—Though these instruments are an important aspect of Wassoulou music, they only provide accompaniment to the real subject of the music, which are strong vocalists. Most Wassoulou vocalists are women.
—Some Wassoulou vocalists have a more relaxed and reserved singing style. However, I find the freer, more soulful vocal styles of certain Wassoulou vocalists to be the greatest attraction of this musical genre. An example of this is the song title, “Kouloumba” by Kagbe Sidibe.
—Then, here is another vocalist, Mamou Sidibé, who, in this song seems to lie somewhere in the middle between a reserved style and a freer, more soulful style.

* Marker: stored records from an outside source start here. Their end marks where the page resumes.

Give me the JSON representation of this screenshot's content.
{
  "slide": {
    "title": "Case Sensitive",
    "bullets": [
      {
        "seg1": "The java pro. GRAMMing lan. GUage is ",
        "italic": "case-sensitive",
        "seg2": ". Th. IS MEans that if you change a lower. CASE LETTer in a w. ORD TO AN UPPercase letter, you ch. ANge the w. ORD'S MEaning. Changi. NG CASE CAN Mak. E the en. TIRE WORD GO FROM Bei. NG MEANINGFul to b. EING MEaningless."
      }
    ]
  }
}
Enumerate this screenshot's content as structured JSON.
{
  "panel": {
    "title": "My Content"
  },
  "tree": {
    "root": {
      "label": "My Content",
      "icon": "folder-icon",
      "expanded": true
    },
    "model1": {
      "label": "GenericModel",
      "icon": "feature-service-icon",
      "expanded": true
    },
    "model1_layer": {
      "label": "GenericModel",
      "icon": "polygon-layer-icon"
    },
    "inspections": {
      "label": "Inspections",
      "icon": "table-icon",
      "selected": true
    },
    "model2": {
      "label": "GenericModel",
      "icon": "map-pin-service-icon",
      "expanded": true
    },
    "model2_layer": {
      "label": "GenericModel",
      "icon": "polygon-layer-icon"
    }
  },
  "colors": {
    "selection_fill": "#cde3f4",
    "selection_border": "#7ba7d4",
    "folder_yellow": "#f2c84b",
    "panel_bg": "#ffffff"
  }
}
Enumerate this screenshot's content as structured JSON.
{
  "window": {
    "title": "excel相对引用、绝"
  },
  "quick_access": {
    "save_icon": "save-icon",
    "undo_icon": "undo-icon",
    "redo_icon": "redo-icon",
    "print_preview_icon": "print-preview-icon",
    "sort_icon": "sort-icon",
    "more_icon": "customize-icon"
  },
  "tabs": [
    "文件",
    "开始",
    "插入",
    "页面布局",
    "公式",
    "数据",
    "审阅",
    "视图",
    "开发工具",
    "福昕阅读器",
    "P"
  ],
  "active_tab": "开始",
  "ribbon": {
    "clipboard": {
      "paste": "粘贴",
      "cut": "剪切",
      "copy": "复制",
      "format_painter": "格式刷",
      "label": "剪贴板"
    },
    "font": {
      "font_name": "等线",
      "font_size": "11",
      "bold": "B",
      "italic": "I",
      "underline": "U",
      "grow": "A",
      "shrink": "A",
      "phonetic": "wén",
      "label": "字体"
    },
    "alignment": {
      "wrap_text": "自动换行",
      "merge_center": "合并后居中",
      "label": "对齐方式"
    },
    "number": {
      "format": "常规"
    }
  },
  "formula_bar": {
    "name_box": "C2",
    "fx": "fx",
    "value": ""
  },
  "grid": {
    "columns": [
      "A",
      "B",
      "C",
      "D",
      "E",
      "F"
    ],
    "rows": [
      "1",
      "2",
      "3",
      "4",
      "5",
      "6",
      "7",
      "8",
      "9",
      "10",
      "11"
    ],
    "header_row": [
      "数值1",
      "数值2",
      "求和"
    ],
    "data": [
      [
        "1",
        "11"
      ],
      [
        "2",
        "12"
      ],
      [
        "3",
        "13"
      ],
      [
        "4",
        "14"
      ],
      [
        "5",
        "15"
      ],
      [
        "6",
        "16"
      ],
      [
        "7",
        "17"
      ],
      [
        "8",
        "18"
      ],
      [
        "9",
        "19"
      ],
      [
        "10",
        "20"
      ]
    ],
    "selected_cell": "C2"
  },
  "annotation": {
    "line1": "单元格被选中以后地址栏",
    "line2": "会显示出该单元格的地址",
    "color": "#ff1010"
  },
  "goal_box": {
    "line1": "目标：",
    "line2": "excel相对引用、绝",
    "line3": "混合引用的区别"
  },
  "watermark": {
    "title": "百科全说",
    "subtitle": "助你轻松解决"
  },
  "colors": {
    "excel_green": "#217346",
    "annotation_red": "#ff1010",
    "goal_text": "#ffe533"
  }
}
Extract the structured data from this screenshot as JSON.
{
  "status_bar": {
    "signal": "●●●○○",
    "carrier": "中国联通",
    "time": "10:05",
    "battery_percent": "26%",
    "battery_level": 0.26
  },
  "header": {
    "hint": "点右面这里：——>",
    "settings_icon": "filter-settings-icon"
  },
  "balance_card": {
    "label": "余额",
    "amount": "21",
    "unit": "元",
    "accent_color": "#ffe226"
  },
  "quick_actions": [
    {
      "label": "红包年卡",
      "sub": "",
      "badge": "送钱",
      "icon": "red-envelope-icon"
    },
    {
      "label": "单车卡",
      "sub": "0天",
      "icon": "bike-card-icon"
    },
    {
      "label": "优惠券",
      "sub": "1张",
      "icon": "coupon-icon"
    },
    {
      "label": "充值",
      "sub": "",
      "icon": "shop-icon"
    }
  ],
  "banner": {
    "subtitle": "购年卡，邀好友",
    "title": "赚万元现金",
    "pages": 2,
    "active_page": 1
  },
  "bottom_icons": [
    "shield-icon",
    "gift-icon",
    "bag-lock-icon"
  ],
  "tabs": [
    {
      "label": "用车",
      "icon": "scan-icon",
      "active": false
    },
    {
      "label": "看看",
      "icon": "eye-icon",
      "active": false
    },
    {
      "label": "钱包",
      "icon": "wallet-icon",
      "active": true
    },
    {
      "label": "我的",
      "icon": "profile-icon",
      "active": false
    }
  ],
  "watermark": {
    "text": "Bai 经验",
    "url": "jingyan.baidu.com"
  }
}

—Here is a beautiful example of a male Wassoulou vocalist, Sibiri Samake. The instrumental accompaniment is very light and simple. During the majority of the piece, the intention of the vocalist is fairly reserved; then, near the end of the song, the tempo speeds up significantly, and the vocalist becomes much freer and compelling. This song also uses a call and response technique between the main vocalist and a secondary vocalist or a group of secondary vocalists. This call and response is an important aspect of most Wassoulou music. Here is another call and response example. And, another example of call and response, along with some African dance can be viewed here. In this example, unlike the Sibiri Samake example above, the call and response is only used at certain times during the song.
Continue with the first vocalist that I will highlight: Oumou Sangare
Author: David Velardo